In 2010, Hawtin, now one of the scene’s most in-demand DJs, went back to his “darker and deeper” Plastikman alias. The resulting live tour included a main stage spot at Movement Detroit. It was Plastikman’s first appearance in the city since 1994. Working his machines in the shadows behind a concave video screen, Hawtin drew a capacity crowd to Hart Plaza’s amphitheater and in doing so forecasted the ubiquity of techno -- EDM's darker, cooler cousin -- to the dance scene's coming decade.
9. EDC Enters the Eye of the Storm
2010 is a troubled chapter in the history of Insomniac’s behemoth Electric Daisy Carnival. At the time, the festival called the L.A. Coliseum home, and this was its biggest selling year to date.
The event brought a flashy lineup and state-of-the-art staging, but the view on the ground was starkly different. More than 200 people were injured rushing barriers and climbing fences, leading to a dangerous crowd crush.

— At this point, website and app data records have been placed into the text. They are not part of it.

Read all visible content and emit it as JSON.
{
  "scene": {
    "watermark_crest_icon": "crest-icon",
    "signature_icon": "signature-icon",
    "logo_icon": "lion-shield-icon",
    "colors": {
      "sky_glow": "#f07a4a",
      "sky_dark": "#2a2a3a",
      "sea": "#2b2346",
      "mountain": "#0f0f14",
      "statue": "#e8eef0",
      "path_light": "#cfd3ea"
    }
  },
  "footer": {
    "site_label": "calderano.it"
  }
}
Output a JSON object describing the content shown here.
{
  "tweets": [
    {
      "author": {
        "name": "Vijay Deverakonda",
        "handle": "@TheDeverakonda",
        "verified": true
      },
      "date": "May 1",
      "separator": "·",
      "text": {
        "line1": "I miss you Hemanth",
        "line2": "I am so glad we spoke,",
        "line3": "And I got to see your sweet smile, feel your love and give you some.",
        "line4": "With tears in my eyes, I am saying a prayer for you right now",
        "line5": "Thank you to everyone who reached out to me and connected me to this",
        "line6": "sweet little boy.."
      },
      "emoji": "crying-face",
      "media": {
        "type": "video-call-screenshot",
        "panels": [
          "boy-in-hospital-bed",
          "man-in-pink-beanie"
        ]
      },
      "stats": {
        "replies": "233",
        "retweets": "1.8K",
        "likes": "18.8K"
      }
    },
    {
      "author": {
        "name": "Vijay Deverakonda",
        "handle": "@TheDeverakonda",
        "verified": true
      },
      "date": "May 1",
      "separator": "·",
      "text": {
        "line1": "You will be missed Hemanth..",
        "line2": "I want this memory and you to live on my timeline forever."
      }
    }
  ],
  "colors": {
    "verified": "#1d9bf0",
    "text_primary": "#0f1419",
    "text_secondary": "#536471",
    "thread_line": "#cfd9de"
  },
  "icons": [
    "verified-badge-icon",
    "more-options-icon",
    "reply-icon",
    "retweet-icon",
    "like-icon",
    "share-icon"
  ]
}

Sasha Rodriguez, 15, died in hospital from MDMA intoxication after attending the event. (Age of entry for the event was 16-plus.)
In the fallout, L.A. officials pursued stricter health and safety measures at the city’s dance massives. EDC left the Coliseum for its new home in Las Vegas in 2011, but its controversial final year in Los Angeles had lasting repercussions for local dance promoters.
10. LCD Soundsystem’s This Is Happening Sets Up a Sort-of Goodbye
Coming out of the aughts, James Murphy’s massively influential dance-punk project LCD Soundsystem had nothing left to prove. And yet despite all his accolades, the frontman still had some things to get off his chest.
Enter LCD Soundsystem’s third album, This Is Happening, from May of 2010. Its songs -- among them the classics "Dance Yrself Clean," ‘"I Can Change" and "You Wanted a Hit" -- showcased a band at the peak of its powers.
Within a year, LCD played its last-ever show at New York’s Madison Square Garden. Murphy’s reasons for ending things were both sincere and tactical. “My theory was, if I make it our last show, we’ll sell [MSG] out in two weeks,” he later told The New York Times. “It wasn’t a total lark, but it was a bit larky.”
Sure enough, the hipster heroes were happily back five years later to headline Coachella. This saga started in 2010, but its lesson is timeless: Never trust an amicable band breakup.